navy is perfectly safe. We just don't know where it is, that's all."
Replying to  an MP's question, Minister Magagula admitted that the
landlocked country had  completely lost track of its only ship, the
Swazimar: "We believe it is in a  sea somewhere. At one time, we sent a
team of men to look for it, but there was  a problem with drink and they
failed to find it, and so, technically, yes, we've  lost it a bit. But I
categorically reject all suggestions of incompetence on the  part of this
government. The Swazimar is a big ship painted in the sort of nice  bright
colours you can see at night. Mark my words, it will turn up. The right
honourable gentleman opposite is a very naughty man, and he will laugh on
the other side of his face when my ship comes in."

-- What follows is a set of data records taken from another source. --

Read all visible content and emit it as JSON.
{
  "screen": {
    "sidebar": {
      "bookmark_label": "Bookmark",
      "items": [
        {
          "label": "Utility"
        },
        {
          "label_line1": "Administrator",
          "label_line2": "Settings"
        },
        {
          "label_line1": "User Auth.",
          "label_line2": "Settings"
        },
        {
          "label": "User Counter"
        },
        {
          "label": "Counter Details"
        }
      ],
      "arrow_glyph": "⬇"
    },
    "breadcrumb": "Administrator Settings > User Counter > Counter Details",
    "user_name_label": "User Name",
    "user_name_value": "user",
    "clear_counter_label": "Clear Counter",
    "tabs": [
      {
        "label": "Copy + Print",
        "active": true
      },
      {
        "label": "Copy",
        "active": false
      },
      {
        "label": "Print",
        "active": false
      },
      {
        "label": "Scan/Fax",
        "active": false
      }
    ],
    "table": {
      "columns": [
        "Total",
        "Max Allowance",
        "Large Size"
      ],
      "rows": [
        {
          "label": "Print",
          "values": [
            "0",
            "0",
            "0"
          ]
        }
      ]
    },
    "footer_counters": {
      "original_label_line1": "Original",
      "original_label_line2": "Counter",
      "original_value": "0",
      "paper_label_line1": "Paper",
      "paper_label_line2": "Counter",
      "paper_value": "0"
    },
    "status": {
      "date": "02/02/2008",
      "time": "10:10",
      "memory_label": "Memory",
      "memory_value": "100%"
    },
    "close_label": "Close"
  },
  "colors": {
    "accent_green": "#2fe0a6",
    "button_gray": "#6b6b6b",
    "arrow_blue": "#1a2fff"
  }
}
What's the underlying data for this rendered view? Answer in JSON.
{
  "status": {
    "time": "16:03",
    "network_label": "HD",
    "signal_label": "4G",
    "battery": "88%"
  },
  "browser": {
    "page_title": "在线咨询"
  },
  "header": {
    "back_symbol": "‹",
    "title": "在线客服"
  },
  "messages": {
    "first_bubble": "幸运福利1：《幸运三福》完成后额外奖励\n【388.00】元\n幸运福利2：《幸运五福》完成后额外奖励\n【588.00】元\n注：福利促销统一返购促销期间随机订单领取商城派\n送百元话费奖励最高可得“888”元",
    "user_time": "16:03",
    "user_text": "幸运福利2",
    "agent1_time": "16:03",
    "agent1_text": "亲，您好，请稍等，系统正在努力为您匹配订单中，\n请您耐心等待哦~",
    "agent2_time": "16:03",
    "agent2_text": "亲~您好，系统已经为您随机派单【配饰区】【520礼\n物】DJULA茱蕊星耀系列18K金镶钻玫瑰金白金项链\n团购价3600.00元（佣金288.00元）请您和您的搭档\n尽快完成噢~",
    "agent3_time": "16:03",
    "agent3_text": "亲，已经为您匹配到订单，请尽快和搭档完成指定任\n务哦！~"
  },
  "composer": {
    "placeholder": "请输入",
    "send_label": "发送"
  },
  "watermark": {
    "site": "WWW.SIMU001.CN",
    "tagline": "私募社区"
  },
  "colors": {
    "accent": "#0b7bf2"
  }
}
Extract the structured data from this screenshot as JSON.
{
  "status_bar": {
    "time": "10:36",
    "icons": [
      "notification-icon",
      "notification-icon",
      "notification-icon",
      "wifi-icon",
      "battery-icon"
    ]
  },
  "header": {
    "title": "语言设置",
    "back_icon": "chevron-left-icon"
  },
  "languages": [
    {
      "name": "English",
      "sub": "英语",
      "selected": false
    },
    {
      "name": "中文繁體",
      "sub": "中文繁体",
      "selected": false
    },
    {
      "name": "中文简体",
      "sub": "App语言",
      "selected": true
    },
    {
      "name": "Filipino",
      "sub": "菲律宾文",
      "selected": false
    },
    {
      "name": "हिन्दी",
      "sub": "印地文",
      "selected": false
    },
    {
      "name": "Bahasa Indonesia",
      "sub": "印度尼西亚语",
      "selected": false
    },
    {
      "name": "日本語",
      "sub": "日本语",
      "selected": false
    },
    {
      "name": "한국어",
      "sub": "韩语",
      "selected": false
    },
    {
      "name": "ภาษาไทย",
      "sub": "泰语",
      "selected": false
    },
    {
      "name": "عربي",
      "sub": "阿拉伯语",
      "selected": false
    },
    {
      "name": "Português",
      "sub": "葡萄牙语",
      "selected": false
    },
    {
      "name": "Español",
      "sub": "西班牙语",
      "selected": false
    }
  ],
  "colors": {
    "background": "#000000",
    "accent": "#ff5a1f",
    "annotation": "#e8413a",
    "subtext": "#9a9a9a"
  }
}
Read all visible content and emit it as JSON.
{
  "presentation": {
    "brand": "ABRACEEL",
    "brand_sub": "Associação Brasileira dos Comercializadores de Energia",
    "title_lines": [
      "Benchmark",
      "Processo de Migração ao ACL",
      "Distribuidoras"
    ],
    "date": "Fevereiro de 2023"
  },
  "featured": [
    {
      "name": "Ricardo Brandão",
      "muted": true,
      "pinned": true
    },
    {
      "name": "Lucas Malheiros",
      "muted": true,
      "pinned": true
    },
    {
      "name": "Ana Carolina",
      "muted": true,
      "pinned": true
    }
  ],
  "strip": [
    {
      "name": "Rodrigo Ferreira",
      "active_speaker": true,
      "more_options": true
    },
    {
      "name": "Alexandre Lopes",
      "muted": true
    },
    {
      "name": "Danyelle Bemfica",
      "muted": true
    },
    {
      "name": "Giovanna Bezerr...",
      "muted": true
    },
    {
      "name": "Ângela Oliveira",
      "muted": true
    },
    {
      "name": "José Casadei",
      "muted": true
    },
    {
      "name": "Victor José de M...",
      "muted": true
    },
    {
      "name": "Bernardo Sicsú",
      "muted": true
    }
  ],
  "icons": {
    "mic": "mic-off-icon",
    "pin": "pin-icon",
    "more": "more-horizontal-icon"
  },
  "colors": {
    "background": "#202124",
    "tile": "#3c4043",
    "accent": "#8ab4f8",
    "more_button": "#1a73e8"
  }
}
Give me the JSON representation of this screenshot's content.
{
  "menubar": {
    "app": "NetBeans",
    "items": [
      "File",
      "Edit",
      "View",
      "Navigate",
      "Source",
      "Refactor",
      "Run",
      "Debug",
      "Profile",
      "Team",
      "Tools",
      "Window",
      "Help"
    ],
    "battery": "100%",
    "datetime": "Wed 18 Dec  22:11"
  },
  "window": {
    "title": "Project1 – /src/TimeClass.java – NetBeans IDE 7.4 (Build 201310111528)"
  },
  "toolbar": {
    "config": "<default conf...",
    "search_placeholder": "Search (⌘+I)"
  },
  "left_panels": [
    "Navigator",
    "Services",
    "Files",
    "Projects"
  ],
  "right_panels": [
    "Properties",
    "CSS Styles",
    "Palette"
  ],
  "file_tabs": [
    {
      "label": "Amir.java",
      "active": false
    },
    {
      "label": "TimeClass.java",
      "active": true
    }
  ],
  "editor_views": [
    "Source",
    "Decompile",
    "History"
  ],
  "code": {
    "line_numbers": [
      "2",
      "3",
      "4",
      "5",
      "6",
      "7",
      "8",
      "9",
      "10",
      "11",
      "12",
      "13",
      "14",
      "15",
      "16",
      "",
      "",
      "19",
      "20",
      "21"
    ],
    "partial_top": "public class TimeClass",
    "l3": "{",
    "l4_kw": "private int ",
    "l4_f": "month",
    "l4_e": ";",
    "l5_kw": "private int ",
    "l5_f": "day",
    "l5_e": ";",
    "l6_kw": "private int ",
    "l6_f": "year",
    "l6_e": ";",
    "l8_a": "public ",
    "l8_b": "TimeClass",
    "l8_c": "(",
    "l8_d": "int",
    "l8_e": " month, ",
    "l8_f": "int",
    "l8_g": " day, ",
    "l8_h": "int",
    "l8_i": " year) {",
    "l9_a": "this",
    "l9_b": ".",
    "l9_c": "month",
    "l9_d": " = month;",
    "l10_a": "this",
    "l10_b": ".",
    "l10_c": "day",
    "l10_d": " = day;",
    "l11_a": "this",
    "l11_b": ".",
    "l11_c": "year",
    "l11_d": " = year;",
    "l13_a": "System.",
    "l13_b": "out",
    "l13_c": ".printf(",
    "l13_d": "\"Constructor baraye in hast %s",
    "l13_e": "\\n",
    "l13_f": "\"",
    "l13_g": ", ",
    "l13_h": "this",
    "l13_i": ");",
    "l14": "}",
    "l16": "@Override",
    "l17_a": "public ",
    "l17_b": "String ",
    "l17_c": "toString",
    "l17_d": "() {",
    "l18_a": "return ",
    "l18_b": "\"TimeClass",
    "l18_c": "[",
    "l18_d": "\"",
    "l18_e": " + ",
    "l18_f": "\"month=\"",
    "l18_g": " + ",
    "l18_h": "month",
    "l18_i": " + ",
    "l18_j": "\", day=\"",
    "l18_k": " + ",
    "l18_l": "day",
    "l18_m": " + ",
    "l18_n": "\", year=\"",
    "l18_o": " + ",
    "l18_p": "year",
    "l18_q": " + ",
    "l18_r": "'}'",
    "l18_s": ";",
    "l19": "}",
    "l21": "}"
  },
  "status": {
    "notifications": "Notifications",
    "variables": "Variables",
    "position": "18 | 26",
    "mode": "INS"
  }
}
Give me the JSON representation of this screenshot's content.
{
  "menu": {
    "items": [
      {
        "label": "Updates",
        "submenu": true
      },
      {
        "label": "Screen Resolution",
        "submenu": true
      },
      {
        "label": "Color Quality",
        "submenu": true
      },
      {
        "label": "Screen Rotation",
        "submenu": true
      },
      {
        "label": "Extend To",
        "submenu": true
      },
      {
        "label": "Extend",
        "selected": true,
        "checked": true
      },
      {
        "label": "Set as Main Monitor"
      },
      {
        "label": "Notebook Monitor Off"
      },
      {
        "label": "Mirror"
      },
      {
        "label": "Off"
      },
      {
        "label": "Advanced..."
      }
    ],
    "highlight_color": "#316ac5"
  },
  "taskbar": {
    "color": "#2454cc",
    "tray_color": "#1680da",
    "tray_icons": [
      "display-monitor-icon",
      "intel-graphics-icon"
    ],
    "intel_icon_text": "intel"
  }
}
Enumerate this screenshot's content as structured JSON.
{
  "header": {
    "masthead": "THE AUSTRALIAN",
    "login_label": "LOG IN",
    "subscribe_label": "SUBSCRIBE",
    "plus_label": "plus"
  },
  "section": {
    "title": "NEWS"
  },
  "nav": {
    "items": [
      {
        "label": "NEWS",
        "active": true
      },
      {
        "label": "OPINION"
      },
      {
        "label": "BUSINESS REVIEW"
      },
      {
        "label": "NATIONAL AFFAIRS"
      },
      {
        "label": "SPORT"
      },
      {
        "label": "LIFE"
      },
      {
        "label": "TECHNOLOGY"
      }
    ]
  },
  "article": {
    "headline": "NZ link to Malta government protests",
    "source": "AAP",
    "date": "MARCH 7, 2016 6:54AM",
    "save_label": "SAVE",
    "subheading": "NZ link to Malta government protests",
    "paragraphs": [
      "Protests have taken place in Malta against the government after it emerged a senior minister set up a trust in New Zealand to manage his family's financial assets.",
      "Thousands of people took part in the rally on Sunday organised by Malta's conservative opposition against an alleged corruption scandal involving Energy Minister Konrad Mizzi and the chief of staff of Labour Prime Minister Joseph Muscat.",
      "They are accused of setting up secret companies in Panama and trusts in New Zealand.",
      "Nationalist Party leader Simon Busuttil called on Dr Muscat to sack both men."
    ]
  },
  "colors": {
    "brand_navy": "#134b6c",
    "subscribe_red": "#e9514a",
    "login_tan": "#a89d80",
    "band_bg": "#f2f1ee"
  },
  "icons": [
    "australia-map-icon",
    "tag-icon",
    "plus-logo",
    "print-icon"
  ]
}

3. The Standard  (Kenya):

"What is  all the fuss about?" Weseka Sambu asked a hastily convened news
conference at  Jomo Kenyatta International Airport. "A technical hitch like
this could  have happened anywhere in the world. You people are not
patriots. You just want  to cause trouble." Sambu, a spokesman for Kenya
Airways, was speaking after the  cancellation of a through flight from
Kisumu, via Jomo Kenyatta, to Berlin: "The forty-two passengers had boarded
the plane ready for take-off, when the pilot noticed one of the tyres was
flat.  Kenya Airways did not possess a spare tyre, and unfortunately the
airport  nitrogen canister was empty. A passenger suggested taking the tyre
to a petrol  station for inflation, but unluckily the jack had gone missing
so we couldn't  get the wheel off. Our engineers tried heroically to
reinflate the tyre with a  bicycle pump, but had no luck, and the pilot
even blew into the valve with his mouth, but he passed out. "When I
announced that the flight had to be abandoned,  one of the passengers, Mr
Mutu, suddenly struck me about the face with a  life-jacket whistle and
said we were a national disgrace. I told him he was  being ridiculous, and
that there was to be another flight in a fortnight. And,  in the meantime,
he would be able to enjoy the scenery around Kisumu, albeit at  his own

4. From a Zimbabwean newspaper:

While transporting mental patients from Harareto Bulawayo, the bus driver
stopped at a  roadside shebeen (beerhall) for a few beers. When he got back
to his vehicle, he  found it empty, with the 20 patients nowhere to be
seen. Realizing the trouble  he was in if the truth were uncovered, he
halted his bus at the next bus stop  and offered lifts to those in the
queue. Letting 20 people board, he then  shut the doors and drove straight
to the Bulawayo mental hospital, where he hastily  handed over his
'charges', warning the nurses that they were particularly excitable. Staff
removed the furious passengers; it was three days later that suspicions
were roused by the consistency of stories from the 20.  As for the real
patients: nothing more has been heard of them and they have apparently
blended comfortably back into Zimbabwean society.